Get access to more than 30 brands, premium video, exclusive content, events, mapping, and more.

Already have an account? Sign In

Become a Member

Get access to more than 30 brands, premium video, exclusive content, events, mapping, and more.

Already have an account? Sign In


Yoga Trends

YJ Interview: Married with Children

Get full access to Outside Learn, our online education hub featuring in-depth yoga, fitness, & nutrition courses, when you sign up for Outside+.

This husband-and-wife yoga team met in 1991 and married in 1997. After studying with K. Pattabhi Jois and receiving his blessing to teach Ashtanga Yoga, Modestini and Doane built a studio and attracted a following in Hawaii. Doane, 37, and Modestini, 54, who was a certified Iyengar Yoga teacher, offer their own vinyasa-style “Maya Yoga” and live a laid-back island life with their two kids.

Eddie, you were previously a farmer?Eddie: I had an organic farm in Colorado—apples, oranges, cherries, and peaches. After five years, my back was in pain. Doctors wanted to do a double laminectomy—remove two disks and fuse the bones in between. I sold my farm and sought healing. My first yoga class in 1983 was the beginning.

How did you two meet?Nicki: In 1991, I took Eddie’s Iyengar Yoga class. I got this flash, like an electrical spark, and I knew I’d have a connection with him. I never dreamed it would go this far! Our paths crossed again when I went to Encinitas, California, to study with Tim Miller.

How did you end up in Maui? N: We traveled and taught yoga, then bought a piece of land in Hawaii in 1995. We built a small cabin and a big yoga studio. It was a case of “Build it, and they will come.” In Hawaii, you can focus on yourself. It feels good to inhale the clean air. You hear the waves, the birds. It lets people slow down.

What do you do when you aren’t doing yoga? E: I alloy my own gold, mix my own metals. It’s extremely yogic: You sit and focus on one thing continuously for an extended period of time. I stay inside a ring or necklace for hours, completely merging with the experience.

You’re environmentalists? E: We’re vegetarians; we run our cars on vegetable oil, use solar, try to live the most nonviolent way we can. Even changing a light bulb is important. Our choices have a political effect as well as an economic and environmental effect. Our teacher trainings provide organic food, and we ask students to learn what a carbon footprint is.

What’s your secret vice?E: We rock out! We work with a lot of musicians—the violinist from the String Cheese Incident, Ziggy Marley, Michael Franti—and go on tour for a month at a time. We love practicing for the 45 minutes before they go onstage in front of 10,000 people—then we run out there and get in the first row!

Are your children yogis too? E: Matteo, five, practices with me a lot. Both are vegetarians. We used to have to hold Maya, eight, back in restaurants, because she would go up to people and say, “What’s that? That’s chicken!
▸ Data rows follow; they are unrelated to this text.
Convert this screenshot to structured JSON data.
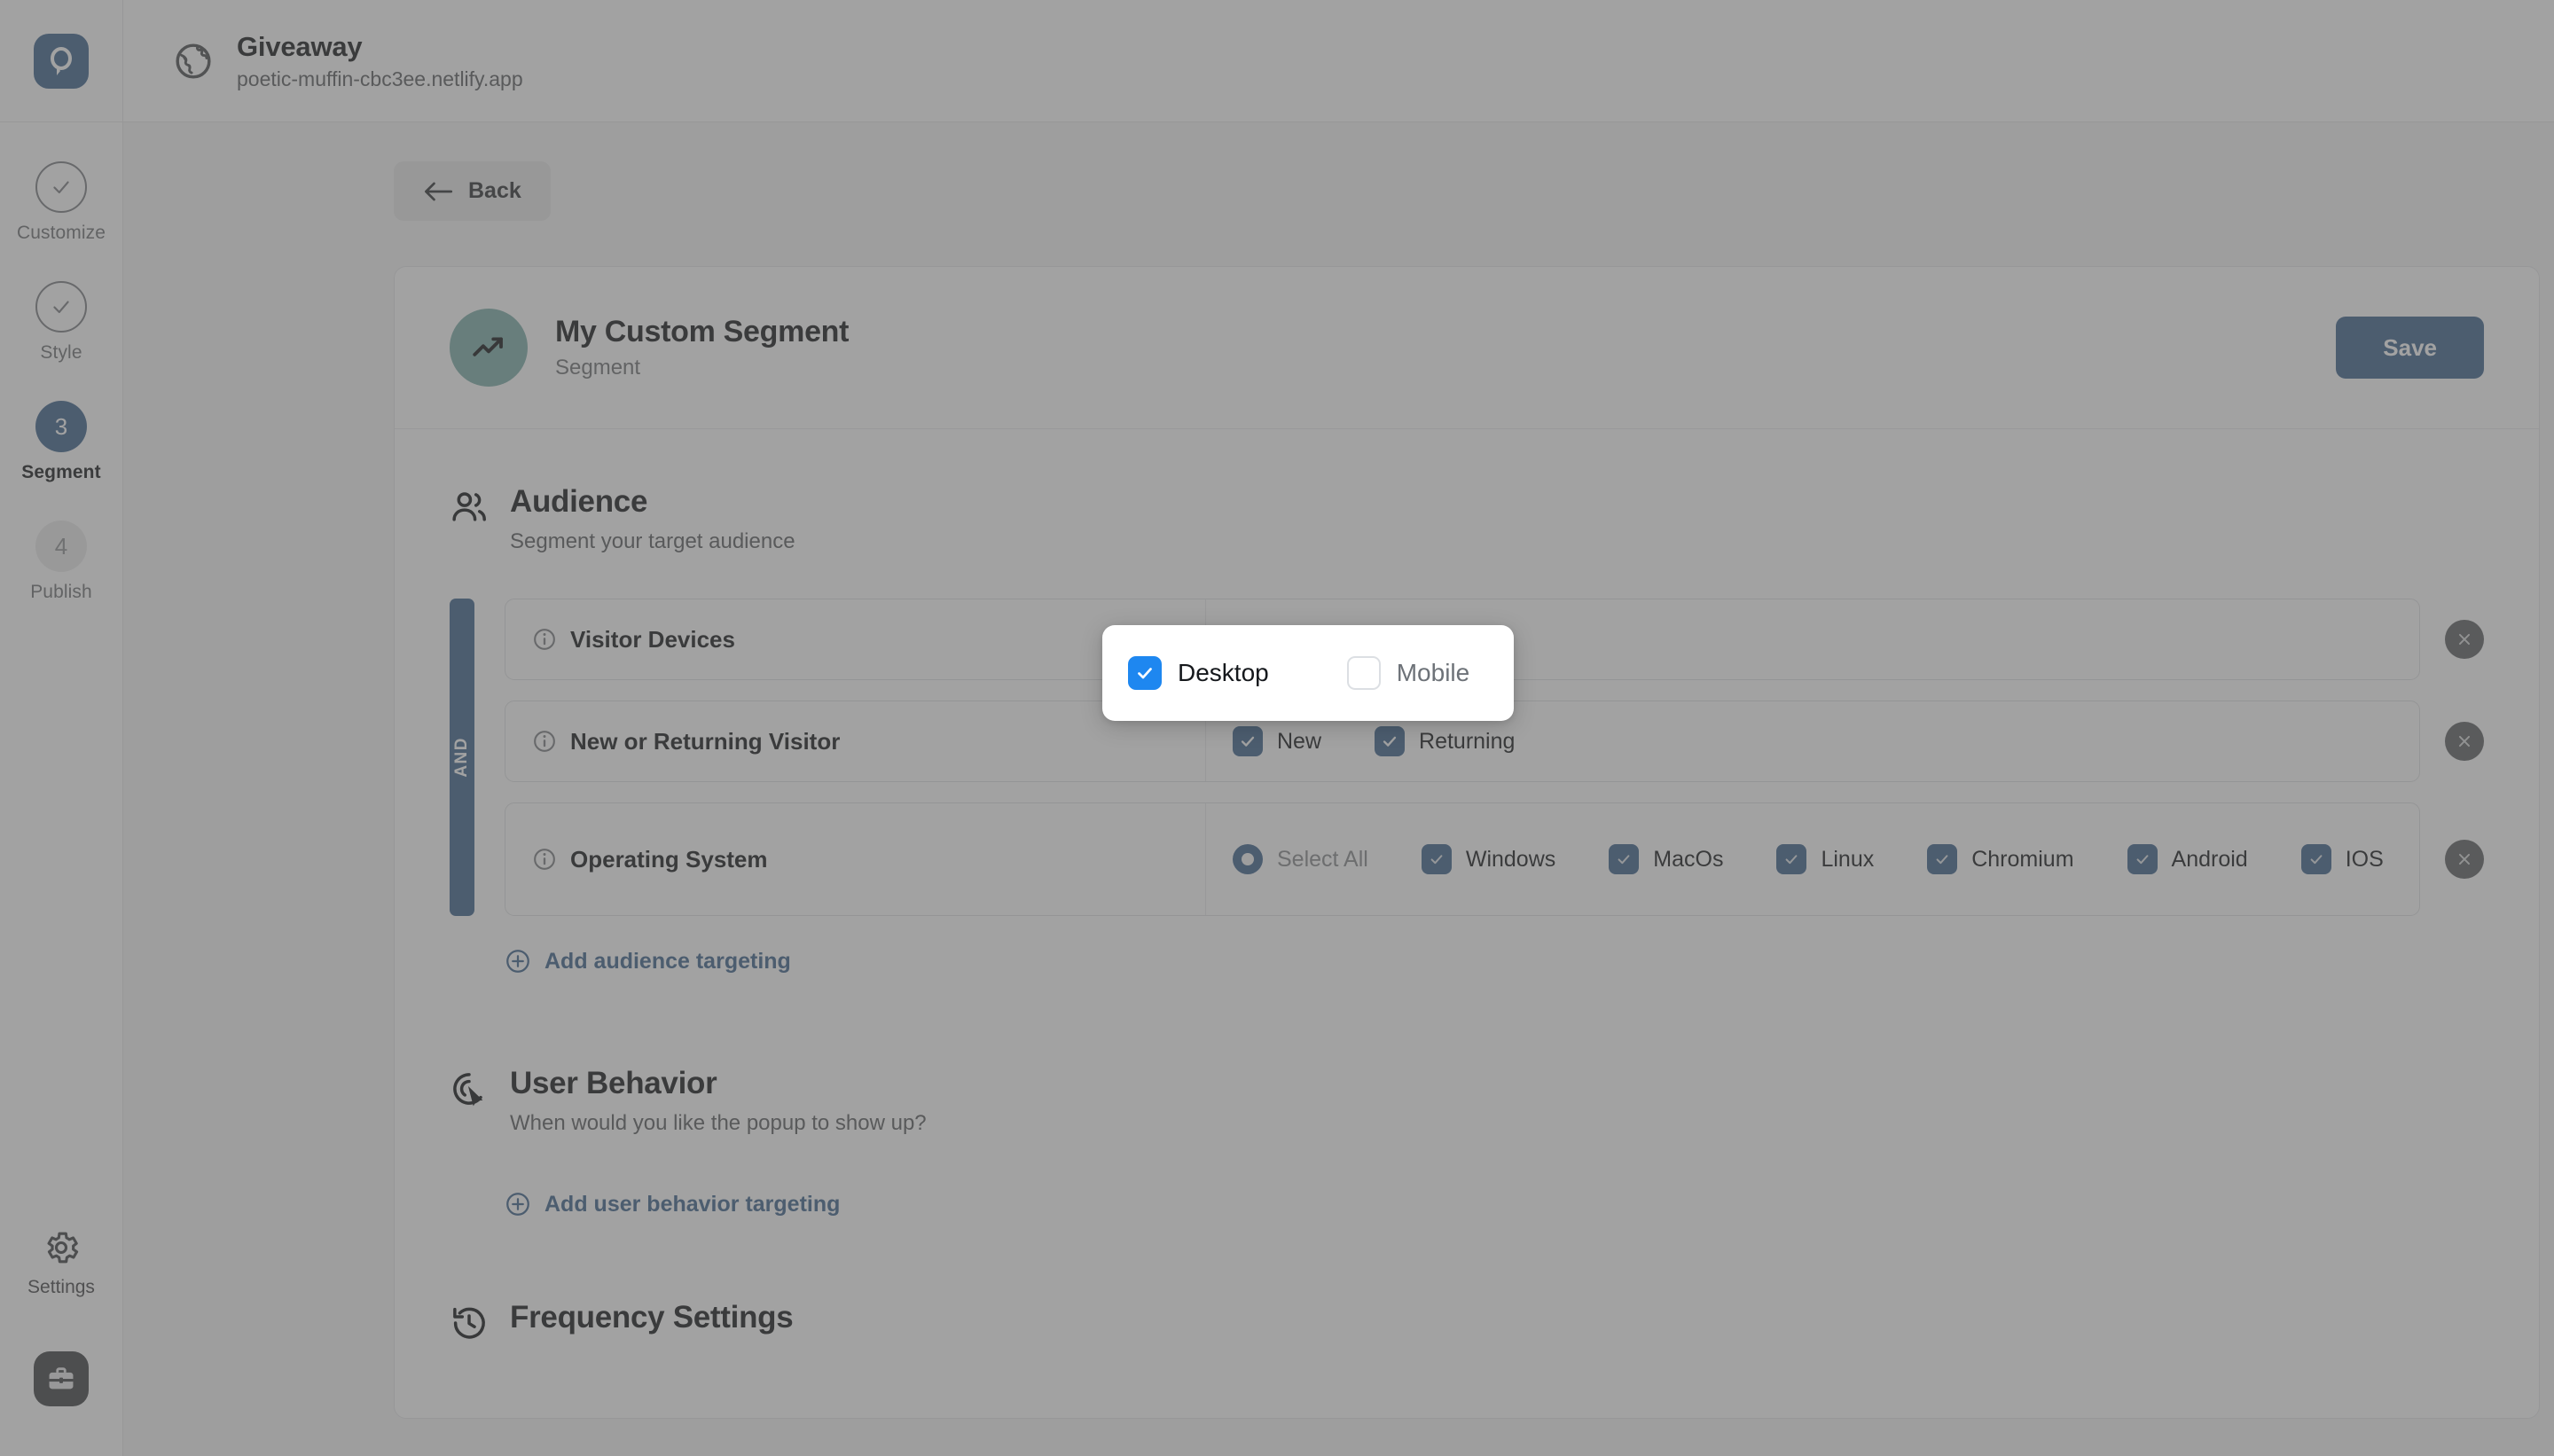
{
  "sidebar": {
    "logo_icon": "popupsmart-logo-icon",
    "steps": [
      {
        "id": "customize",
        "badge": "check",
        "label": "Customize",
        "state": "done"
      },
      {
        "id": "style",
        "badge": "check",
        "label": "Style",
        "state": "done"
      },
      {
        "id": "segment",
        "badge": "3",
        "label": "Segment",
        "state": "active"
      },
      {
        "id": "publish",
        "badge": "4",
        "label": "Publish",
        "state": "pending"
      }
    ],
    "settings_label": "Settings",
    "settings_icon": "gear-icon",
    "workspace_icon": "briefcase-icon"
  },
  "topbar": {
    "globe_icon": "globe-icon",
    "title": "Giveaway",
    "url": "poetic-muffin-cbc3ee.netlify.app"
  },
  "toolbar": {
    "back_label": "Back",
    "back_icon": "arrow-left-icon"
  },
  "segment_card": {
    "avatar_icon": "trending-up-icon",
    "avatar_color": "#4CBBAF",
    "name": "My Custom Segment",
    "subtitle": "Segment",
    "save_label": "Save",
    "save_color": "#1769C6"
  },
  "audience": {
    "icon": "people-icon",
    "title": "Audience",
    "subtitle": "Segment your target audience",
    "operator": "AND",
    "operator_color": "#1769C6",
    "rules": [
      {
        "id": "visitor-devices",
        "label": "Visitor Devices",
        "info_icon": "info-icon",
        "delete_icon": "close-icon",
        "options": []
      },
      {
        "id": "new-or-returning-visitor",
        "label": "New or Returning Visitor",
        "info_icon": "info-icon",
        "delete_icon": "close-icon",
        "options": [
          {
            "label": "New",
            "state": "checked"
          },
          {
            "label": "Returning",
            "state": "checked"
          }
        ]
      },
      {
        "id": "operating-system",
        "label": "Operating System",
        "info_icon": "info-icon",
        "delete_icon": "close-icon",
        "options": [
          {
            "label": "Select All",
            "state": "partial"
          },
          {
            "label": "Windows",
            "state": "checked"
          },
          {
            "label": "MacOs",
            "state": "checked"
          },
          {
            "label": "Linux",
            "state": "checked"
          },
          {
            "label": "Chromium",
            "state": "checked"
          },
          {
            "label": "Android",
            "state": "checked"
          },
          {
            "label": "IOS",
            "state": "checked"
          }
        ]
      }
    ],
    "add_label": "Add audience targeting",
    "add_icon": "plus-circle-icon"
  },
  "user_behavior": {
    "icon": "cursor-click-icon",
    "title": "User Behavior",
    "subtitle": "When would you like the popup to show up?",
    "add_label": "Add user behavior targeting",
    "add_icon": "plus-circle-icon"
  },
  "frequency": {
    "icon": "history-clock-icon",
    "title": "Frequency Settings"
  },
  "spotlight_popup": {
    "options": [
      {
        "label": "Desktop",
        "state": "checked"
      },
      {
        "label": "Mobile",
        "state": "unchecked"
      }
    ],
    "accent": "#1E87F0"
  }
}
You can’t eat that!”

How is teaching together?N: If you look in the yogic texts, they say that two of the highest forms of yoga are being in a marriage and having children: It’s the ultimate mirror you hold up. Us being together, it’s constant yoga!

Janelle Brown is a freelance writer in Los Angeles.